This interview is part of our Road to the IGF series.
Spiritfarer, a touching look at letting go and passing on, has been nominated for the Seumas McNally Grand Prize and Excellence in Audio with the IGF. Combining management elements with personal connections, it follows several characters as you ferry the deceased to the afterlife, sharing in their stories on the way.
Gamasutra had a chat with Nicolas Guerin, Creative Director of the game, to discuss what drew the developer to explore death with their game, how they worked to approach the subject of dying with care, and the elements that went into the game's heartwarming (and heart-wrenching) hug animation.
Who are you, and what was your role in developing Spiritfarer?
I'm Nicolas Guerin. I was Spiritfarer's Creative Director and I'm also credited as Lead Designer and Lead Writer on the project.
I've been making games for around 15 years now, and before joining Thunder Lotus I worked mainly in the AAA world (EA and Ubisoft) as a designer and design director on franchises such as EA Skate and Assassin's Creed.
How did you come up with the concept for Spiritfarer?
Spiritfarer's core concept came from our wish to talk about the grave subject matter of death and dying, but in a cozy and wholesome way.
What development tools were used to build your game?
Spiritfarer was developed in Unity, and on the assets creation side, Photoshop and Toonboom were used
What interested you in exploring death in your game?
Death is unfortunately central to our existences, and I believe we spend too little time thinking about it or preparing for it. On the contrary, my feeling is that we spend an inordinate amount of time actively avoiding it.
What interested you in exploring death with a game, specifically?

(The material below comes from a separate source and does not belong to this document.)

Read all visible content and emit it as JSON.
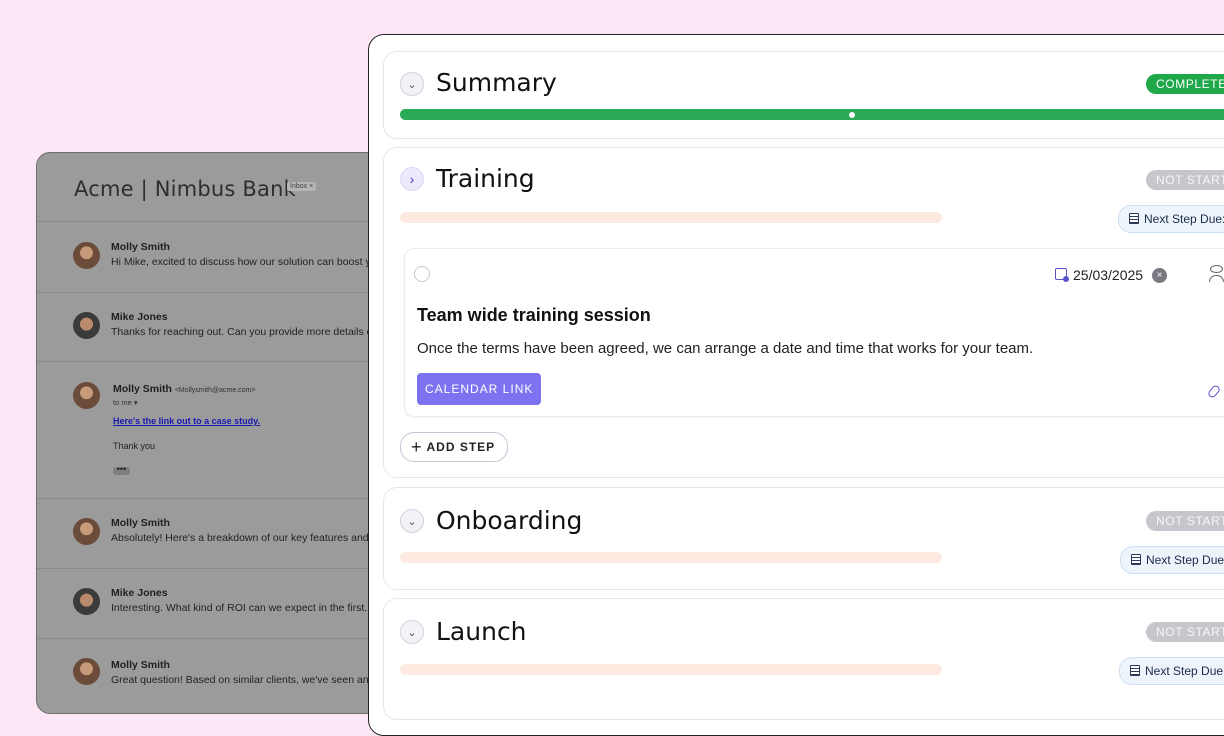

What do you feel games have to offer the subject that's unique to them?
Although happening all the time in games, death as a topic is almost never seriously approached. Interacting with systems and experiencing them firsthand is unique to our interactive medium, and facing the concept of passing away head-on, of actually losing something, is rather interesting.
What challenges did you face in designing a game around this exploration?
The first challenge you face in designing a game about death and dying is, of course, trying to make sense of it all. To think about all the elements that could help players explore the topic in a wholesome and kind way, and balancing drama and lightheartedness.
How did you create your various touching characters for the game? What ideas went into their designs, visually and narratively?
One of the toughest challenges in designing Spiritfarer was to make sure it all felt genuine and honest. That the characters, the spirits, were actual people dying. At the beginning of the project, I spent quite some time documenting and researching on the topic, meeting patients and caregivers in end-of-life care facilities. In addition, me as a person, and we as a team, engaged in deep introspection, thinking about the people around us who had an impact in our lives and who had passed away. All those stories and memories ended up being the core identities of Stella and the Spirits.
From a visual standpoint, each Spirit, in addition to taking an animalistic form, is also associated with a flower, on both symbolic and metaphysical levels.
The hug animation is a core part of the game's heart. Can you tell us about the process of getting that right, and the challenges that came with making it work for each character? For capturing so much love and sadness in a single gesture?
The Hug became indeed central to Spiritfarer's development and allowed us to reinforce mechanical ways to take care of others. Big props to Alex Boyer, Spiritfarer's Animation Director, and to the other animators on the team for capturing the personalities of both Stella and the Spirits so well, and creating such uplifting animations!
What thoughts went into designing the moment of passage to the afterlife? The location that would take our beloved characters away?
Quite a few iterations were necessary to nail the actual location, a place in the game called the Everdoor, which ended up being a half circle bridge reflecting on water. Jo Gauthier, Spiritfarer's awesome Art Director, came up with the concept, and they were also inspired by a few historical bridges which have been considered mystical places by various cultures.
The intent was to have a symbolic place of respite and grandeur, neither fear-inducing nor too whimsical.
Music formed a powerful part of the game's impact. What did you want to achieve with the sound and music design?
Music played an absolutely key role in Spiritfarer! Thanks to Max LL's wonderful work, some moments in the game became quite memorable. Spiritfarer's score plays both a support role and a lead one, underlining subtly the relaxing action sometimes, and becoming sweeping and epic some other times.
This game, an IGF 2021 honoree, is featured as part of the Independent Games Festival ceremony. You can watch the ceremony starting at 4:30PM PT (7:30 ET) Wednesday, July 21 at GDC 2021.